McGill will not regulate military research

After a year-long battle in Senate, harmful research disclosure left out

Research with potentially harmful applications will see few regulatory restrictions at McGill, following a decision made at Senate on March 24. This year, McGill has seen a long and arduous debate over its newly passed Regulations on Conduct of Research policy, which has ultimately omitted the ethical regulations sought by the campus group Demilitarize McGill.

The debate over the new policy has focused mainly on the removal of regulations on research funded by the military, and the need for a reporting system established within the policy to monitor any research that is funded by non-peer-reviewed sources, as well as research with potentially harmful applications.

“Just as we have ethical reviews of research on human subjects…I think that we can ask those kinds of questions [for any research],” said law professor and Senator, Richard Janda. “Particularly, I believe we should ask those kinds of questions when the sources of money that are being given for research are not peer-reviewed granting councils.”

Students from Demilitarize McGill started working with the administration in 2008 to tighten regulations on military-funded research that were in the old policy, and to extend those regulations to any research that could have potentially harmful applications.

In February 2009, Associate Provost (Policies and Procedures) William Foster presented a draft of the new research policy to Demilitarize McGill and the then SSMU VP (University Affairs) Nadya Wilkinson. The draft contained a new section that required researchers to obtain approval from the VP (Research and International Relations) to undertake research which has significant potential for direct harmful applications or adverse effects.

This section was removed from the new policy at its first reading in November, however, along with some of the policy’s pre-existing regulations.

After the November Senate meeting, Demilitarize McGill submitted another proposal of amendments, but they were not included or addressed in the second reading in February.

The policy was finally reviewed by the Academic Policy Committee, which was deeply divided on the issue and ultimately struck the regulations on research with military purposes or any potentially harmful applications.

The document went to a vote in Senate in March, where it passed almost unanimously.

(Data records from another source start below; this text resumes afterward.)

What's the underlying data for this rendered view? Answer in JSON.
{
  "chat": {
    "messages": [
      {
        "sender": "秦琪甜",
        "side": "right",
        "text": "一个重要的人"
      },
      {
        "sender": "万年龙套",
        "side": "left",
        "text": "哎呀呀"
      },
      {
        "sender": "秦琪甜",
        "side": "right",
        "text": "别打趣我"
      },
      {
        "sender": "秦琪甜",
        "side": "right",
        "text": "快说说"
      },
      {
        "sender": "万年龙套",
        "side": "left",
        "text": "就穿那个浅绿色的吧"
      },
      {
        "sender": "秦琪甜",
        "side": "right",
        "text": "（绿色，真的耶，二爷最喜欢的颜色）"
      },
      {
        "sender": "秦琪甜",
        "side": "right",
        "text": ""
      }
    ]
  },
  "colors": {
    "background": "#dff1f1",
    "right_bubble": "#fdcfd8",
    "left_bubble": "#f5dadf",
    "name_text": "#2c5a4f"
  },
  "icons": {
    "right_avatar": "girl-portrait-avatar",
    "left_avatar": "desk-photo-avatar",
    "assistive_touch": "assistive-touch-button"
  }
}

Throughout the entire debate, the administration was reluctant to consider any regulatory obligation to disclose harmful applications that could stem from research. The administration reiterated at each meeting, in and outside the Senate, that there was an urgency to push this policy forward as is.

“The policy is ready to be adopted right now, and every month that goes by without having a document like this is dangerous [and] is not good for the University. We need this to come in force as soon as possible,” Vice-Principal (Research and International Relations) Denis Thérien said at the February Senate meeting.

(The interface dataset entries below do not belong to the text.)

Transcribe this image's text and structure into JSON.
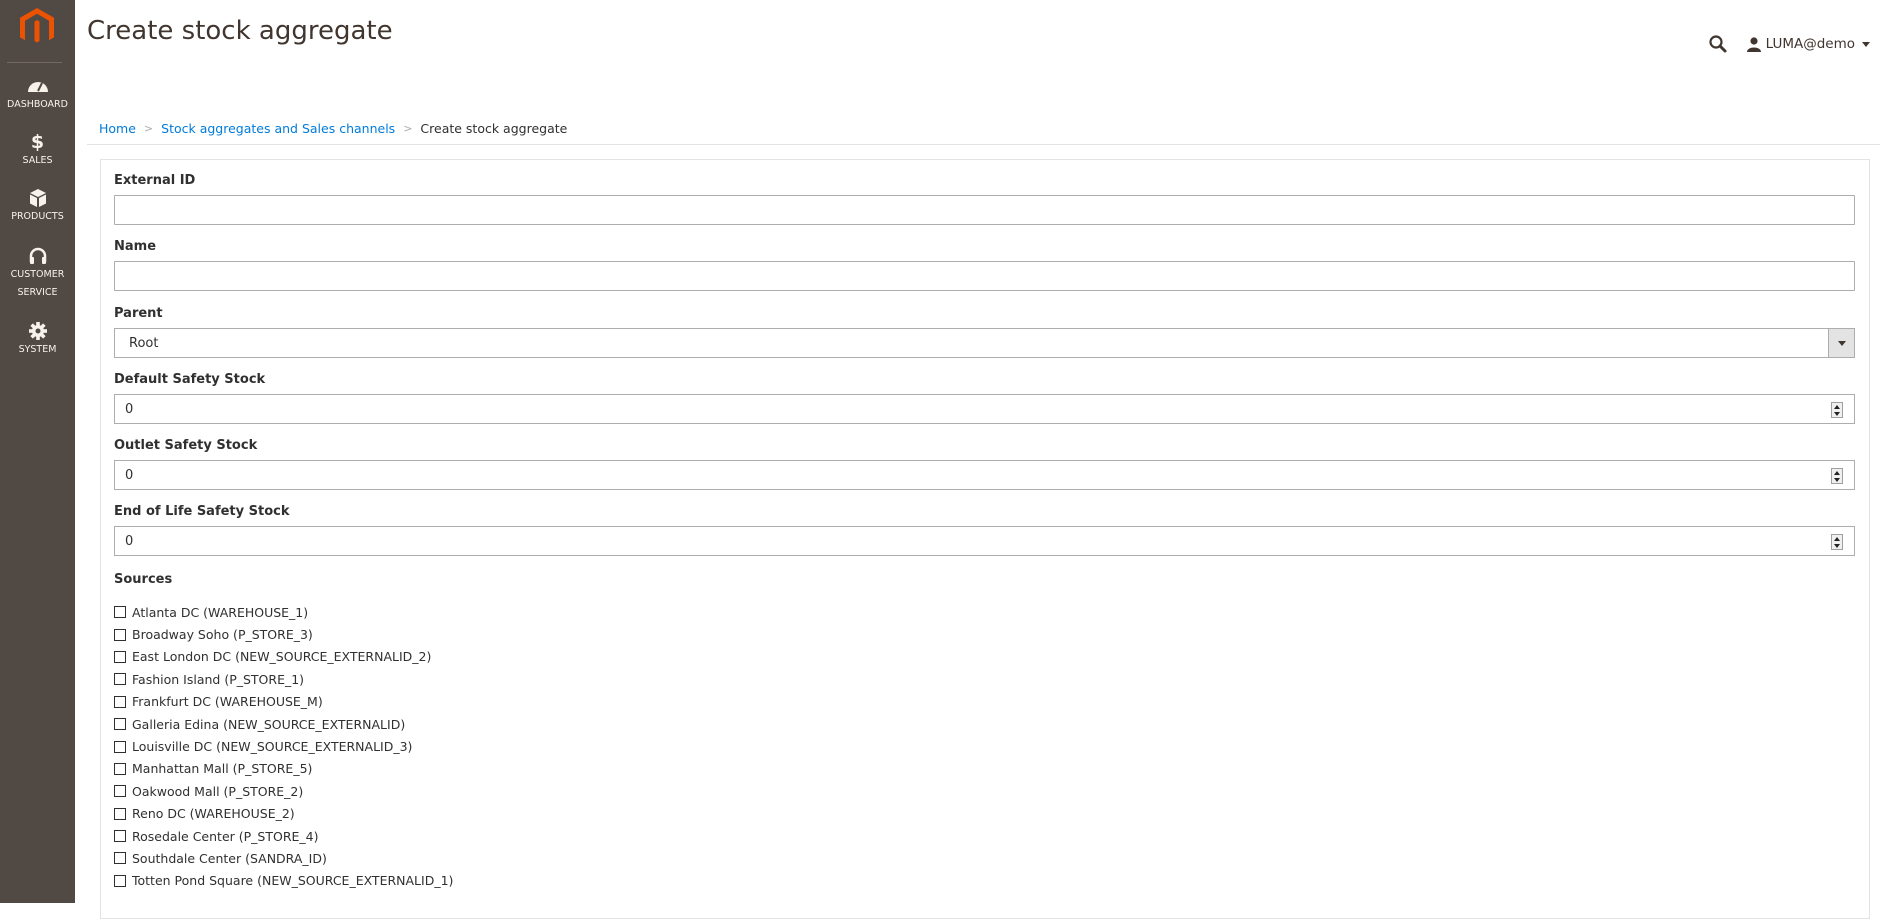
{
  "sidebar": {
    "logo": "magento-logo",
    "items": [
      {
        "label": "DASHBOARD",
        "icon": "dashboard-icon"
      },
      {
        "label": "SALES",
        "icon": "dollar-icon"
      },
      {
        "label": "PRODUCTS",
        "icon": "box-icon"
      },
      {
        "label": "CUSTOMER",
        "label2": "SERVICE",
        "icon": "headset-icon"
      },
      {
        "label": "SYSTEM",
        "icon": "gear-icon"
      }
    ]
  },
  "header": {
    "title": "Create stock aggregate",
    "user": "LUMA@demo"
  },
  "breadcrumb": {
    "items": [
      "Home",
      "Stock aggregates and Sales channels"
    ],
    "separator": ">",
    "current": "Create stock aggregate"
  },
  "form": {
    "external_id": {
      "label": "External ID",
      "value": ""
    },
    "name": {
      "label": "Name",
      "value": ""
    },
    "parent": {
      "label": "Parent",
      "value": "Root"
    },
    "default_safety_stock": {
      "label": "Default Safety Stock",
      "value": "0"
    },
    "outlet_safety_stock": {
      "label": "Outlet Safety Stock",
      "value": "0"
    },
    "eol_safety_stock": {
      "label": "End of Life Safety Stock",
      "value": "0"
    },
    "sources": {
      "label": "Sources",
      "items": [
        {
          "label": "Atlanta DC (WAREHOUSE_1)",
          "checked": false
        },
        {
          "label": "Broadway Soho (P_STORE_3)",
          "checked": false
        },
        {
          "label": "East London DC (NEW_SOURCE_EXTERNALID_2)",
          "checked": false
        },
        {
          "label": "Fashion Island (P_STORE_1)",
          "checked": false
        },
        {
          "label": "Frankfurt DC (WAREHOUSE_M)",
          "checked": false
        },
        {
          "label": "Galleria Edina (NEW_SOURCE_EXTERNALID)",
          "checked": false
        },
        {
          "label": "Louisville DC (NEW_SOURCE_EXTERNALID_3)",
          "checked": false
        },
        {
          "label": "Manhattan Mall (P_STORE_5)",
          "checked": false
        },
        {
          "label": "Oakwood Mall (P_STORE_2)",
          "checked": false
        },
        {
          "label": "Reno DC (WAREHOUSE_2)",
          "checked": false
        },
        {
          "label": "Rosedale Center (P_STORE_4)",
          "checked": false
        },
        {
          "label": "Southdale Center (SANDRA_ID)",
          "checked": false
        },
        {
          "label": "Totten Pond Square (NEW_SOURCE_EXTERNALID_1)",
          "checked": false
        }
      ]
    }
  },
  "colors": {
    "sidebar_bg": "#514943",
    "logo": "#eb5202",
    "link": "#007bdb"
  }
}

The administration consistently argued that McGill must stay in line with other large research universities in Canada, which do not have such policies in place. Many researchers – students and professors alike – were concerned that these policies would add an unnecessary burden on researchers, and that it would be impossible for researchers to identify all possible applications of their research once it is in the public domain.

“We’ve been hearing that it’s too cumbersome,” said Janda on a CKUT live broadcast in early March, “but the fact is our social responsibilities require us to think about things that are not entirely certain. All that we’re asking researchers to do is think about the problem, report about it, and have the University keep track of this…. Seems to me it’s entirely consistent with the role of the University.”

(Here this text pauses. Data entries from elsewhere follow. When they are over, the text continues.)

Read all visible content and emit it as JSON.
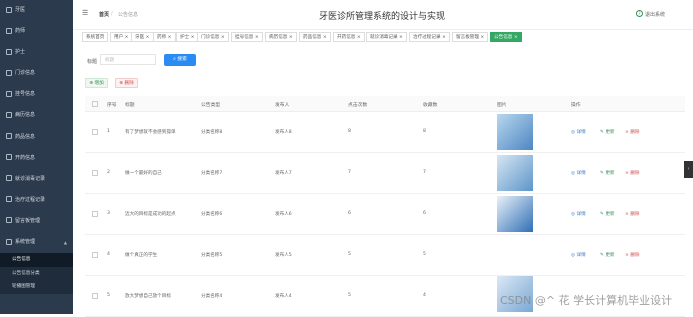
{
  "sidebar": {
    "items": [
      {
        "label": "牙医"
      },
      {
        "label": "药师"
      },
      {
        "label": "护士"
      },
      {
        "label": "门诊信息"
      },
      {
        "label": "挂号信息"
      },
      {
        "label": "病历信息"
      },
      {
        "label": "药品信息"
      },
      {
        "label": "开药信息"
      },
      {
        "label": "就诊消毒记录"
      },
      {
        "label": "治疗过程记录"
      },
      {
        "label": "留言板管理"
      },
      {
        "label": "系统管理",
        "expanded": true
      }
    ],
    "sub_items": [
      {
        "label": "公告信息",
        "active": true
      },
      {
        "label": "公告信息分类"
      },
      {
        "label": "轮播图管理"
      }
    ]
  },
  "header": {
    "fold_icon": "fold-icon",
    "breadcrumb_home": "首页",
    "breadcrumb_sep": "/",
    "breadcrumb_current": "公告信息",
    "title": "牙医诊所管理系统的设计与实现",
    "logout": "退出系统"
  },
  "tabs": [
    {
      "label": "系统首页"
    },
    {
      "label": "用户 ×"
    },
    {
      "label": "牙医 ×"
    },
    {
      "label": "药师 ×"
    },
    {
      "label": "护士 ×"
    },
    {
      "label": "门诊信息 ×"
    },
    {
      "label": "挂号信息 ×"
    },
    {
      "label": "病历信息 ×"
    },
    {
      "label": "药品信息 ×"
    },
    {
      "label": "开药信息 ×"
    },
    {
      "label": "就诊消毒记录 ×"
    },
    {
      "label": "治疗过程记录 ×"
    },
    {
      "label": "留言板管理 ×"
    },
    {
      "label": "公告信息 ×",
      "active": true
    }
  ],
  "search": {
    "label": "标题",
    "placeholder": "标题",
    "button": "搜索"
  },
  "toolbar": {
    "add": "增加",
    "delete": "删除"
  },
  "table": {
    "headers": [
      "序号",
      "标题",
      "公告类型",
      "发布人",
      "点击次数",
      "收藏数",
      "图片",
      "操作"
    ],
    "rows": [
      {
        "index": "1",
        "title": "有了梦想就不会感到孤单",
        "category": "分类名称8",
        "publisher": "发布人8",
        "clicks": "8",
        "favorites": "8"
      },
      {
        "index": "2",
        "title": "做一个最好的自己",
        "category": "分类名称7",
        "publisher": "发布人7",
        "clicks": "7",
        "favorites": "7"
      },
      {
        "index": "3",
        "title": "迈大的目标是成功的起点",
        "category": "分类名称6",
        "publisher": "发布人6",
        "clicks": "6",
        "favorites": "6"
      },
      {
        "index": "4",
        "title": "做个真正的学生",
        "category": "分类名称5",
        "publisher": "发布人5",
        "clicks": "5",
        "favorites": "5"
      },
      {
        "index": "5",
        "title": "放大梦想自己放个目标",
        "category": "分类名称4",
        "publisher": "发布人4",
        "clicks": "5",
        "favorites": "4"
      }
    ],
    "actions": {
      "detail": "详情",
      "edit": "更新",
      "delete": "删除"
    }
  },
  "watermark": "CSDN @^ 花 学长计算机毕业设计"
}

Nikki Bozinoff, member of Demilitarize McGill and former editor at The Daily, said that she was not shocked by the decision made by Senate in March.

“Demilitarize McGill has always maintained that ethical review of research with harmful applications will become the norm one day. The question here is whether McGill wanted to lead that movement, and it’s clear that they weren’t up to the task,” said Bozinoff. “We urge students to engage in creative direct action to oppose harmful research.”

Demilatirize McGill is currently undertaking a project to archive potentially harmful research done at McGill, including research conducted during the ’80s, when weapons research at McGill was first exposed by a group of students and professors.